Ian praised the extra practicality the Arona offers over a traditional supermini. “It’s got a really good use of internal space, making the most of the Ibiza platform,” he told us. “My Nissan Qashqai is a higher car, but it feels almost as spacious.”
Burns said the general public has given the electric pickup an unexpectedly strong reception, and now the company is trying to decide whether to build a consumer-focused version. “We’ve really been wrestling with it,” he said. “But we want to cut our teeth with fleets because that’s our DNA. We want to make sure we never disappoint them.” The N-Gen has all-wheel drive, which is unusual for a commercial van. “These delivery guys have to go in all sorts of weather,” Burns said. Meanwhile, the company touts the low-floor design combined with the body-on-frame layout and standard pickup-truck ride height as providing a good blend of clearance, durability, and loading ease. Workhorse says that its electric vehicles have already logged nearly two million miles and are in use in 14 states.
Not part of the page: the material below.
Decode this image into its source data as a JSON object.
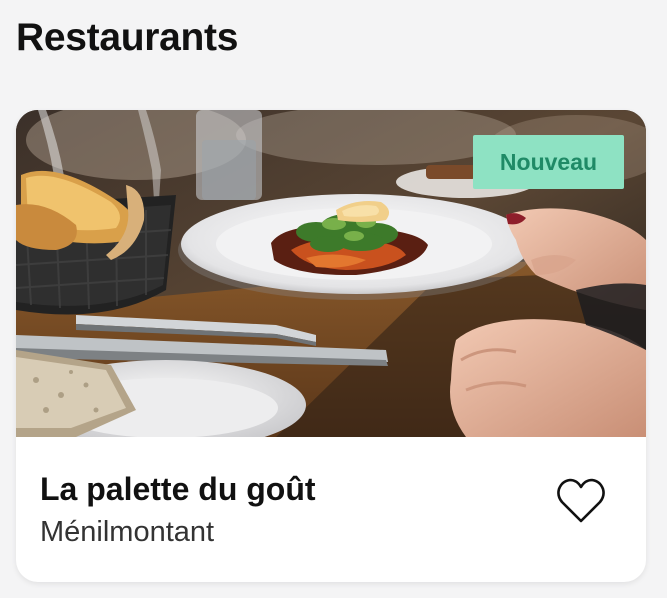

The company has been ramping up production at an Indiana plant; this summer and fall, it made 143 of its larger E-Gen trucks for the United Parcel Service (out of a total order of 200 from UPS), and it is currently at a production rate of about three vehicles a day. W.B. Mason has also placed an order for those larger vehicles, Ryder is providing sales and support, and Workhorse has one other large order pending that Burns can’t yet talk about. With its current factory, Workhorse can make 60,000 vehicles of the roadgoing kind per year. And if the USPS contract happens? “We could probably fit more,” Burns added. “But it falls under ‘good problems to have.’ ” It’s Really about the Last Mile If you’re in the shipping logistics business—or if you have anything to do with e-commerce and shipping goods—“last-mile delivery” is what it’s all about. In the last mile or few miles of getting a parcel to its final destination, the costs ratchet up, and the task becomes more complex. It’s exactly what Workhorse appears to be trying to address with its approach, which embraces electrification and, when necessary, takes to the skies. According to a report last year from McKinsey & Company, 60 percent of consumers are either in favor of or indifferent to drone delivery.
The heart of the Accord line is powered by a turbocharged 1.5-liter four backed by a continuously variable automatic transmission (CVT). This is the powertrain that will be found in most of the Accords sold at retail, the ones dealers push out the door every day wearing $199 monthly leases or 72 months of $300-per-month financing. A million or more Accords equipped like this will make their way onto American roads over the next several years before Honda even thinks about revising this powertrain. If you don’t wind up driving a car like this yourself, it’s likely someone in your immediate family will. Maybe even someone with whom you’re on speaking terms.
Burns said that with the potential for high-volume production (and long-term support), lining up Tier 1 suppliers for the USPS project hasn’t been an issue. So it was a natural next step to develop a commercial-van version at the same time. Panasonic (Tesla) Batteries, BMW Range Extender The N-Gen and Workhorse’s W-15 pickup will share quite a lot, including their composite body construction. Burns told Car and Driver that they’ll use the same batteries: Panasonic 18650-format cells, a “commodity” format that is roughly AA size and essentially the same as is used in the Tesla Model S and Model X, among other vehicles. But what’s different is the range extender. While the production version of the W-15 will use a 1.5-liter three-cylinder BMW range extender, the N-Gen is going to use the 647-cc two-cylinder Kymco-built engine from the BMW i3, Burns said. That’s because, while the van would only be aimed at commercial use, with well-defined driving loops and the range extender strictly as an emergency crutch, the pickup is being designed with a wider operating range—including sustaining its peak power after the battery is depleted.
With Opel's entire lineup moving to PSA platforms, Opel has much more freedom to pursue sales in non-European markets. "Opel will go global, finally," CEO Michael Lohscheller said here on Thursday while presenting the so-called PACE restructuring plan.
The first thing you notice about motor homes, apart from their ginormous exterior size, is that they all seem to have aftermarket audio systems controlled by near-microscopic buttons. It takes a long time to figure them out and even longer to get yer fat fingers to hit the right buttons. Another thing I noticed right away was that when I turned on the turn signal, the CD player went mute. Weird.
Looking at the QX50 side on, the car’s window line rises towards the back, while the roofline gently slopes down. A small roof spoiler, horizontal taillights plus two exhaust exits peeking out of the rear bumper complete what should be a sportier look for Infiniti’s crossover.